# Action item
Output the entries below so that they read exactly as they do now.

(Records contained in a dataset)
------------
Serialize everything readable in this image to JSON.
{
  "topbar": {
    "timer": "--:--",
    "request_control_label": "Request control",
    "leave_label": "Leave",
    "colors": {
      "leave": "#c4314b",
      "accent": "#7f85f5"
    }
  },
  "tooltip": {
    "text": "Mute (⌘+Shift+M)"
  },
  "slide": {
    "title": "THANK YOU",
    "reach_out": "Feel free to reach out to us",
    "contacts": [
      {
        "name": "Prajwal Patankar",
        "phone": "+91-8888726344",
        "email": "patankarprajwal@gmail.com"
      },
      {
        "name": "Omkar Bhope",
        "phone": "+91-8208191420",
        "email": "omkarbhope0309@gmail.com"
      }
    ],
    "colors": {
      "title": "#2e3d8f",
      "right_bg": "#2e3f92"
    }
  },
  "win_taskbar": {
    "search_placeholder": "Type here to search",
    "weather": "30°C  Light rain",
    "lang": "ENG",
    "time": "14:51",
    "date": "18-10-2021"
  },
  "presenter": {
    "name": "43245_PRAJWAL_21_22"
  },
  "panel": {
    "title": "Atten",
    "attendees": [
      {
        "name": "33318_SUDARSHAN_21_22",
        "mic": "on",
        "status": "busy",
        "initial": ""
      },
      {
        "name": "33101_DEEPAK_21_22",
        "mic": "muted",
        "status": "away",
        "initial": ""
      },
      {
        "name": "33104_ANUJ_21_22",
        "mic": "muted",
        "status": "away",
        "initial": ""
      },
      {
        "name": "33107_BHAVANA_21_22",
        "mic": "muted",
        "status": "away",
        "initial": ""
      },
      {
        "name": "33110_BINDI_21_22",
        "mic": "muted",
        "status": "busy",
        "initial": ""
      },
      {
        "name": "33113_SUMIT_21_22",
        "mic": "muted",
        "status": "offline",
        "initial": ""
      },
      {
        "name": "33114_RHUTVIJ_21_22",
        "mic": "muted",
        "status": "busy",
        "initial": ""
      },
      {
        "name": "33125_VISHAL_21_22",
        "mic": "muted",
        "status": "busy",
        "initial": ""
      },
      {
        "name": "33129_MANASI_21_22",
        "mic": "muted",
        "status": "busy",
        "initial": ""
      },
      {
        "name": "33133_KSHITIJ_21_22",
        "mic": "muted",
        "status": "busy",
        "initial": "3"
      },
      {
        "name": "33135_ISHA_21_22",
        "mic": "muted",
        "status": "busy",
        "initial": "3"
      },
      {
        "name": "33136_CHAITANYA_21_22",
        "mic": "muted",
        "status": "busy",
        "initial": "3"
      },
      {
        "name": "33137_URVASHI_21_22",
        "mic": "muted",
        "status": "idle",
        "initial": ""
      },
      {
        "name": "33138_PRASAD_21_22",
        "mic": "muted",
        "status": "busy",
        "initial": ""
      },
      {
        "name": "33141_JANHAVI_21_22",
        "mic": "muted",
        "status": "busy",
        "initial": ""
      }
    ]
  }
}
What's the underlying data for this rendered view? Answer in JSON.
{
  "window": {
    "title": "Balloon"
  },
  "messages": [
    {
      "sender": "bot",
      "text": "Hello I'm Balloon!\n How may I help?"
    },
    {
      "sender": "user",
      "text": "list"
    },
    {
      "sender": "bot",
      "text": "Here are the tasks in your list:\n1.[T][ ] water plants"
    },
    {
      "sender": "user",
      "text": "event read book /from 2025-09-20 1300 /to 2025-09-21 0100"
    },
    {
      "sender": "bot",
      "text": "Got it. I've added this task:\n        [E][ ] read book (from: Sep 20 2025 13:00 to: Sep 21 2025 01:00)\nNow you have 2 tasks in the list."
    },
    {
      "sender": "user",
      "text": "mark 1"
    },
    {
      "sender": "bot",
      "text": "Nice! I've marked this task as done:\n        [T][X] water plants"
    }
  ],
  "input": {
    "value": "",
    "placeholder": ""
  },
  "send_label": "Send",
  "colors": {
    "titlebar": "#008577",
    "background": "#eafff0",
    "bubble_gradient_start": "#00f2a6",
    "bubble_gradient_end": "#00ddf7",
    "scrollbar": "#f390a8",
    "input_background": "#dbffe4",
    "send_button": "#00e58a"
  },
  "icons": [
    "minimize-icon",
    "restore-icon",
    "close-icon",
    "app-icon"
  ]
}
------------
# Result
Serialize everything readable in this image to JSON.
{
  "topbar": {
    "timer": "--:--",
    "request_control_label": "Request control",
    "leave_label": "Leave",
    "colors": {
      "leave": "#c4314b",
      "accent": "#7f85f5"
    }
  },
  "tooltip": {
    "text": "Mute (⌘+Shift+M)"
  },
  "slide": {
    "title": "THANK YOU",
    "reach_out": "Feel free to reach out to us",
    "contacts": [
      {
        "name": "Prajwal Patankar",
        "phone": "+91-8888726344",
        "email": "patankarprajwal@gmail.com"
      },
      {
        "name": "Omkar Bhope",
        "phone": "+91-8208191420",
        "email": "omkarbhope0309@gmail.com"
      }
    ],
    "colors": {
      "title": "#2e3d8f",
      "right_bg": "#2e3f92"
    }
  },
  "win_taskbar": {
    "search_placeholder": "Type here to search",
    "weather": "30°C  Light rain",
    "lang": "ENG",
    "time": "14:51",
    "date": "18-10-2021"
  },
  "presenter": {
    "name": "43245_PRAJWAL_21_22"
  },
  "panel": {
    "title": "Atten",
    "attendees": [
      {
        "name": "33318_SUDARSHAN_21_22",
        "mic": "on",
        "status": "busy",
        "initial": ""
      },
      {
        "name": "33101_DEEPAK_21_22",
        "mic": "muted",
        "status": "away",
        "initial": ""
      },
      {
        "name": "33104_ANUJ_21_22",
        "mic": "muted",
        "status": "away",
        "initial": ""
      },
      {
        "name": "33107_BHAVANA_21_22",
        "mic": "muted",
        "status": "away",
        "initial": ""
      },
      {
        "name": "33110_BINDI_21_22",
        "mic": "muted",
        "status": "busy",
        "initial": ""
      },
      {
        "name": "33113_SUMIT_21_22",
        "mic": "muted",
        "status": "offline",
        "initial": ""
      },
      {
        "name": "33114_RHUTVIJ_21_22",
        "mic": "muted",
        "status": "busy",
        "initial": ""
      },
      {
        "name": "33125_VISHAL_21_22",
        "mic": "muted",
        "status": "busy",
        "initial": ""
      },
      {
        "name": "33129_MANASI_21_22",
        "mic": "muted",
        "status": "busy",
        "initial": ""
      },
      {
        "name": "33133_KSHITIJ_21_22",
        "mic": "muted",
        "status": "busy",
        "initial": "3"
      },
      {
        "name": "33135_ISHA_21_22",
        "mic": "muted",
        "status": "busy",
        "initial": "3"
      },
      {
        "name": "33136_CHAITANYA_21_22",
        "mic": "muted",
        "status": "busy",
        "initial": "3"
      },
      {
        "name": "33137_URVASHI_21_22",
        "mic": "muted",
        "status": "idle",
        "initial": ""
      },
      {
        "name": "33138_PRASAD_21_22",
        "mic": "muted",
        "status": "busy",
        "initial": ""
      },
      {
        "name": "33141_JANHAVI_21_22",
        "mic": "muted",
        "status": "busy",
        "initial": ""
      }
    ]
  }
}
What's the underlying data for this rendered view? Answer in JSON.
{
  "window": {
    "title": "Balloon"
  },
  "messages": [
    {
      "sender": "bot",
      "text": "Hello I'm Balloon!\n How may I help?"
    },
    {
      "sender": "user",
      "text": "list"
    },
    {
      "sender": "bot",
      "text": "Here are the tasks in your list:\n1.[T][ ] water plants"
    },
    {
      "sender": "user",
      "text": "event read book /from 2025-09-20 1300 /to 2025-09-21 0100"
    },
    {
      "sender": "bot",
      "text": "Got it. I've added this task:\n        [E][ ] read book (from: Sep 20 2025 13:00 to: Sep 21 2025 01:00)\nNow you have 2 tasks in the list."
    },
    {
      "sender": "user",
      "text": "mark 1"
    },
    {
      "sender": "bot",
      "text": "Nice! I've marked this task as done:\n        [T][X] water plants"
    }
  ],
  "input": {
    "value": "",
    "placeholder": ""
  },
  "send_label": "Send",
  "colors": {
    "titlebar": "#008577",
    "background": "#eafff0",
    "bubble_gradient_start": "#00f2a6",
    "bubble_gradient_end": "#00ddf7",
    "scrollbar": "#f390a8",
    "input_background": "#dbffe4",
    "send_button": "#00e58a"
  },
  "icons": [
    "minimize-icon",
    "restore-icon",
    "close-icon",
    "app-icon"
  ]
}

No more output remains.